● Your instructions: Determine how many lines in the entries below contain "kind", and output only that number.

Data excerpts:
·····

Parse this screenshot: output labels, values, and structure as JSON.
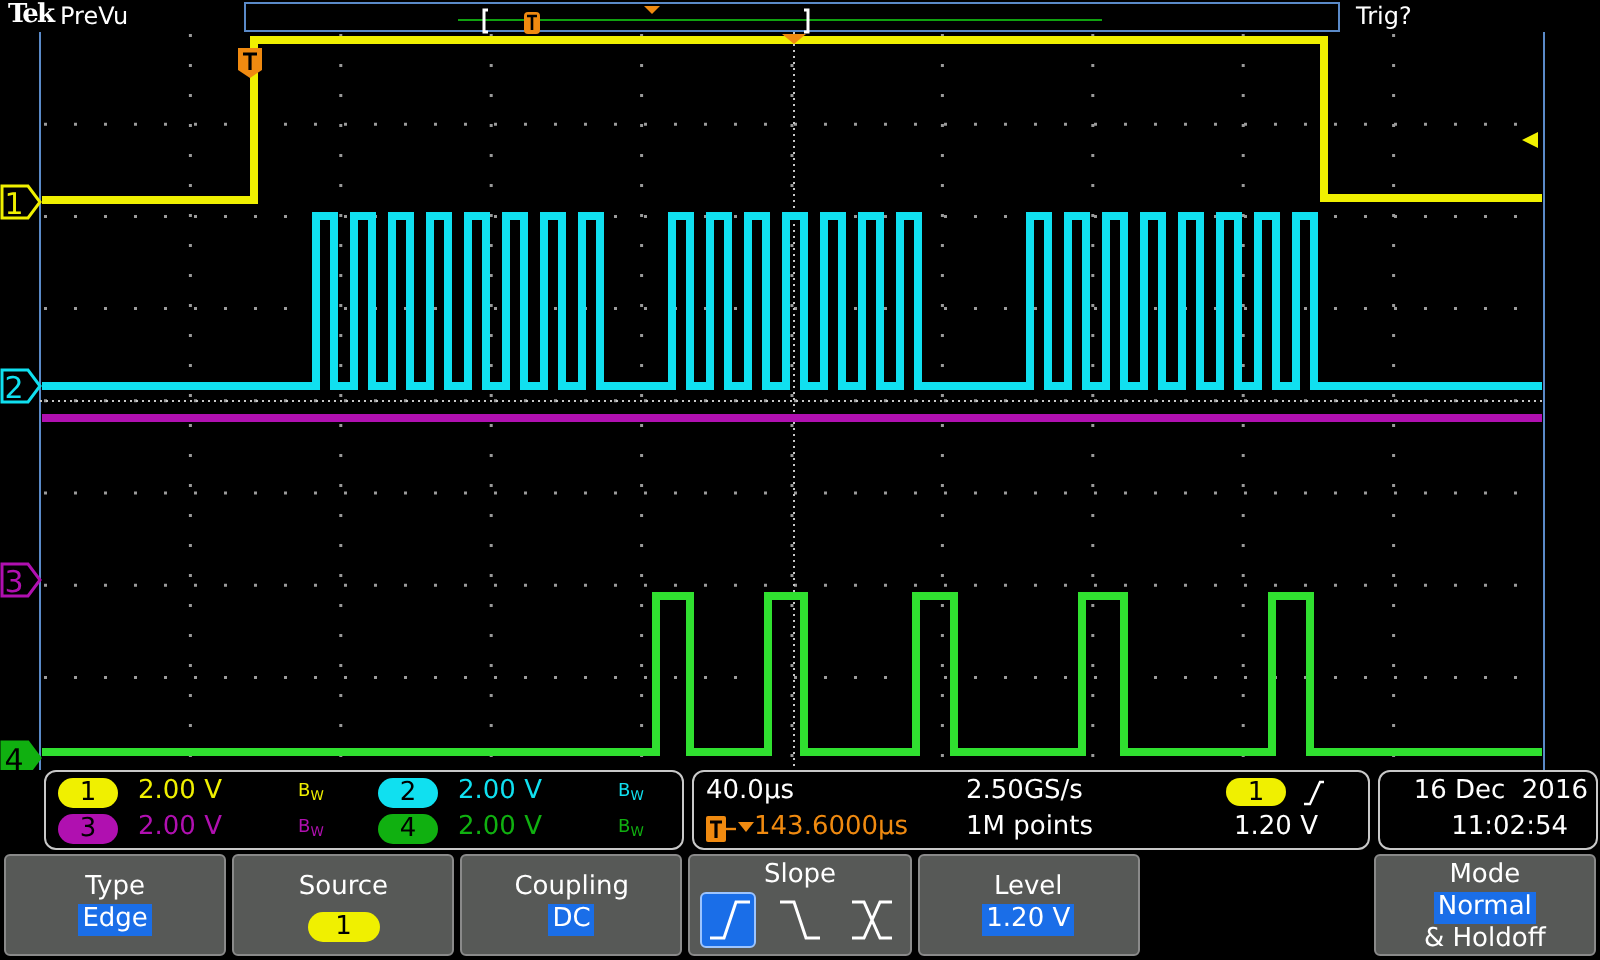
{
  "header": {
    "brand": "Tek",
    "status": "PreVu",
    "trigger_status": "Trig?"
  },
  "channels": [
    {
      "marker_label": "1",
      "badge_label": "1",
      "scale": "2.00 V",
      "bandwidth": "B$_{W}$",
      "color": "#f0f000",
      "selected": false
    },
    {
      "marker_label": "2",
      "badge_label": "2",
      "scale": "2.00 V",
      "bandwidth": "B$_{W}$",
      "color": "#10e0f0",
      "selected": false
    },
    {
      "marker_label": "3",
      "badge_label": "3",
      "scale": "2.00 V",
      "bandwidth": "B$_{W}$",
      "color": "#b010b0",
      "selected": false
    },
    {
      "marker_label": "4",
      "badge_label": "4",
      "scale": "2.00 V",
      "bandwidth": "B$_{W}$",
      "color": "#10b010",
      "selected": true
    }
  ],
  "timebase": {
    "scale": "40.0µs",
    "sample_rate": "2.50GS/s",
    "trigger_position": "143.6000µs",
    "record_length": "1M points",
    "trigger_source": "1",
    "trigger_level": "1.20 V"
  },
  "clock": {
    "date": "16 Dec  2016",
    "time": "11:02:54"
  },
  "softkeys": [
    {
      "kind": "text",
      "label": "Type",
      "value": "Edge"
    },
    {
      "kind": "channel",
      "label": "Source",
      "value": "1"
    },
    {
      "kind": "text",
      "label": "Coupling",
      "value": "DC"
    },
    {
      "kind": "slope",
      "label": "Slope",
      "options": [
        {
          "kind": "rising",
          "selected": true
        },
        {
          "kind": "falling",
          "selected": false
        },
        {
          "kind": "either",
          "selected": false
        }
      ]
    },
    {
      "kind": "text",
      "label": "Level",
      "value": "1.20 V"
    },
    {
      "kind": "blank"
    },
    {
      "kind": "text",
      "label": "Mode",
      "value": "Normal",
      "note": "& Holdoff"
    }
  ]
}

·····

● Task result: 10